+     2. A writeX() by the CPU to the peripheral will first wait for the
+        completion of all prior CPU writes to memory. For example, this ensures
+        that writes by the CPU to an outbound DMA buffer allocated by
+        dma_alloc_coherent() will be visible to a DMA engine when the CPU writes
+        to its MMIO control register to trigger the transfer.
+
+     3. A readX() by the CPU from the peripheral will complete before any
+	subsequent CPU reads from memory can begin. For example, this ensures
+	that reads by the CPU from an incoming DMA buffer allocated by
+	dma_alloc_coherent() will not see stale data after reading from the DMA
+	engine's MMIO status register to establish that the DMA transfer has
+	completed.
+
+     4. A readX() by the CPU from the peripheral will complete before any
+	subsequent delay() loop can begin execution. For example, this ensures
+	that two MMIO register writes by the CPU to a peripheral will arrive at
+	least 1us apart if the first write is immediately read back with readX()
+	and udelay(1) is called prior to the second writeX().
+
+     __iomem pointers obtained with non-default attributes (e.g. those returned
+     by ioremap_wc()) are unlikely to provide many of these guarantees. If
+     ordering is required for such mappings, then the mandatory barriers should
+     be used in conjunction with the _relaxed() accessors defined below.
+
+ (*) readX_relaxed(), writeX_relaxed():
 
-     Ordinarily, these will be guaranteed to be fully ordered and uncombined,

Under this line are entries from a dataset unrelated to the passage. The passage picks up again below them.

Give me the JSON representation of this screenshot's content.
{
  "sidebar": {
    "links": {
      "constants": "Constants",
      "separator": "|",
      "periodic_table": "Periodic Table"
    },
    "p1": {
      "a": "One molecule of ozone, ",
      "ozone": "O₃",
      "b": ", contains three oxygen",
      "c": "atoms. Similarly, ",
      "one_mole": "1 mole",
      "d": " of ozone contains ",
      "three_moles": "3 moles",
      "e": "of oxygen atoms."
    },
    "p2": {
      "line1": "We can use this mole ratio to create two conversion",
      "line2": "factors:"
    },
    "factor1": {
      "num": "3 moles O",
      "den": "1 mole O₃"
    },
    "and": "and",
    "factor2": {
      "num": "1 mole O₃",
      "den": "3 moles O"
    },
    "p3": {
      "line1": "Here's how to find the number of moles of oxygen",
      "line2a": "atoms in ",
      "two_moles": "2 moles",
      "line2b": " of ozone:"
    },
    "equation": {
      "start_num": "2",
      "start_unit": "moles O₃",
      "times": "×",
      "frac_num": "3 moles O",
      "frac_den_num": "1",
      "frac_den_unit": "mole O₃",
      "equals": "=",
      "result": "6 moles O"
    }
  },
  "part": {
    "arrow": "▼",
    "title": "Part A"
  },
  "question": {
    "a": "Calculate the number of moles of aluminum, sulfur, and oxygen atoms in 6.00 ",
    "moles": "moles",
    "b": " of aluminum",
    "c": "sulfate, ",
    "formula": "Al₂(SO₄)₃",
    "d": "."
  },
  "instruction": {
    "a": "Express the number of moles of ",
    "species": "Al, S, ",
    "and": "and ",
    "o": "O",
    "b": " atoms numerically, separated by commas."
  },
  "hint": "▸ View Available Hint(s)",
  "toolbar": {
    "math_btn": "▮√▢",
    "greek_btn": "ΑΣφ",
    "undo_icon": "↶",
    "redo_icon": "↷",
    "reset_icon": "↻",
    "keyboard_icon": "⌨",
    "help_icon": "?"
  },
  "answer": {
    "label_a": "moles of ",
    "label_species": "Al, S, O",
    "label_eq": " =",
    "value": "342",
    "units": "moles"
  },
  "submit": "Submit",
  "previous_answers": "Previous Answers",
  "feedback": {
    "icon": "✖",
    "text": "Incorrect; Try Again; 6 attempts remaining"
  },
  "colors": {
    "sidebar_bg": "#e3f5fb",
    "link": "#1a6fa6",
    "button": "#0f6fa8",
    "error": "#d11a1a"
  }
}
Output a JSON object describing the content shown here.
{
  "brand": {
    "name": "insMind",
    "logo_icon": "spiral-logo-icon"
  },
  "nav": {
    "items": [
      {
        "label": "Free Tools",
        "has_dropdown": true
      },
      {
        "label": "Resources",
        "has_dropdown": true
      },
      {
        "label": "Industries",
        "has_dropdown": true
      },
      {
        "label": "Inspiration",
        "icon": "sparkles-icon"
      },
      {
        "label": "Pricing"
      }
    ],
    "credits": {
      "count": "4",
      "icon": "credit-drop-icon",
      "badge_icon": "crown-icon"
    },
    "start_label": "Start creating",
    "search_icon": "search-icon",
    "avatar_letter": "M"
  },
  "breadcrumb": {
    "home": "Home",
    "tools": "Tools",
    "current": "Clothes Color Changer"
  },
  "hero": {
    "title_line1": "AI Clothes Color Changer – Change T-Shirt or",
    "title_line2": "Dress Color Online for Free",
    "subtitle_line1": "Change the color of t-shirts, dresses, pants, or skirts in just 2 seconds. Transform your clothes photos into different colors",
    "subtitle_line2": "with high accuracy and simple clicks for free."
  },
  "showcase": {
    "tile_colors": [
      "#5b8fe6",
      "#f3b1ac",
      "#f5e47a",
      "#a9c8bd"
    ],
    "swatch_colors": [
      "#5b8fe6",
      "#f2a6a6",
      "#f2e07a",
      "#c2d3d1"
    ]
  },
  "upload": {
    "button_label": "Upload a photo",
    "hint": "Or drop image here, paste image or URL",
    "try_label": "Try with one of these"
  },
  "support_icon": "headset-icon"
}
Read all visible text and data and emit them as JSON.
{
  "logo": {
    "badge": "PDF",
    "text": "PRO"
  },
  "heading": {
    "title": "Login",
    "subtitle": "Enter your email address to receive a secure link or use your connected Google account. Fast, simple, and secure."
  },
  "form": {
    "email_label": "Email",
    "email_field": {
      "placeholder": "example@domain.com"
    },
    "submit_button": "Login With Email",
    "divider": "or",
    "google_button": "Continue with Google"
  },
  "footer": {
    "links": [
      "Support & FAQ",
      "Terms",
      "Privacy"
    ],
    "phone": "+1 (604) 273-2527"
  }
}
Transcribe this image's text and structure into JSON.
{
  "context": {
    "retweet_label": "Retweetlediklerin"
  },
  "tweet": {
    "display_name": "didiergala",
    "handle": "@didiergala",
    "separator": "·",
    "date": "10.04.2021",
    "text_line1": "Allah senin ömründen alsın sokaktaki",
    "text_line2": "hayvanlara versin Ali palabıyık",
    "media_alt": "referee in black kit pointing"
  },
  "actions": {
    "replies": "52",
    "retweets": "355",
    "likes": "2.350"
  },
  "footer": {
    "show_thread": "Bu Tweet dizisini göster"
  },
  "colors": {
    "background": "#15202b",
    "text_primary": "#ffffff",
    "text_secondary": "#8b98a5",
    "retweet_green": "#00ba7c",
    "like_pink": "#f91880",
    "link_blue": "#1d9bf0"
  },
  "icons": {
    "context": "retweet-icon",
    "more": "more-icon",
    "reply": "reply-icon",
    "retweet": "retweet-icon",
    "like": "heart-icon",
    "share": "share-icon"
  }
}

-     provided they're not accessing a prefetchable device.
-
-     However, intermediary hardware (such as a PCI bridge) may indulge in
-     deferral if it so wishes; to flush a store, a load from the same location
-     is preferred[*], but a load from the same device or from configuration
-     space should suffice for PCI.
-
-     [*] NOTE! attempting to load from the same location as was written to may
-	 cause a malfunction - consider the 16550 Rx/Tx serial registers for
-	 example.
-
-     Used with prefetchable I/O memory, an mmiowb() barrier may be required to
-     force stores to be ordered.
+     These are similar to readX() and writeX(), but provide weaker memory
+     ordering guarantees. Specifically, they do not guarantee ordering with
+     respect to normal memory accesses or delay() loops (i.e bullets 2-4 above)
+     but they are still guaranteed to be ordered with respect to other accesses
+     to the same peripheral when operating on __iomem pointers mapped with the
+     default I/O attributes.
 
-     Please refer to the PCI specification for more information on interactions
-     between PCI transactions.
+ (*) inX(), outX():
 
- (*) readX_relaxed(), writeX_relaxed()
+     The inX() and outX() accessors are intended to access legacy port-mapped
+     I/O peripherals, which may require special instructions on some
+     architectures (notably x86). The port number of the peripheral being
+     accessed is passed as an argument.
 
-     These are similar to readX() and writeX(), but provide weaker memory
-     ordering guarantees.  Specifically, they do not guarantee ordering with
-     respect to normal memory accesses (e.g. DMA buffers) nor do they guarantee
-     ordering with respect to LOCK or UNLOCK operations.  If the latter is
-     required, an mmiowb() barrier can be used.  Note that relaxed accesses to
-     the same peripheral are guaranteed to be ordered with respect to each
-     other.
+     Since many CPU architectures ultimately access these peripherals via an
+     internal virtual memory mapping, the portable ordering guarantees provided
+     by inX() and outX() are the same as those provided by readX() and writeX()
+     respectively when accessing a mapping with the default I/O attributes.
 
  (*) ioreadX(), iowriteX()
 
      These will perform appropriately for the type of access they're actually
      doing, be it inX()/outX() or readX()/writeX().
 
+All of these accessors assume that the underlying peripheral is little-endian,
+and will therefore perform byte-swapping operations on big-endian architectures.
+
+Composing I/O ordering barriers with SMP ordering barriers and LOCK/UNLOCK
+operations is a dangerous sport which may require the use of mmiowb(). See the
+subsection "Acquires vs I/O accesses" for more information.
 
 ========================================
 ASSUMED MINIMUM EXECUTION ORDERING MODEL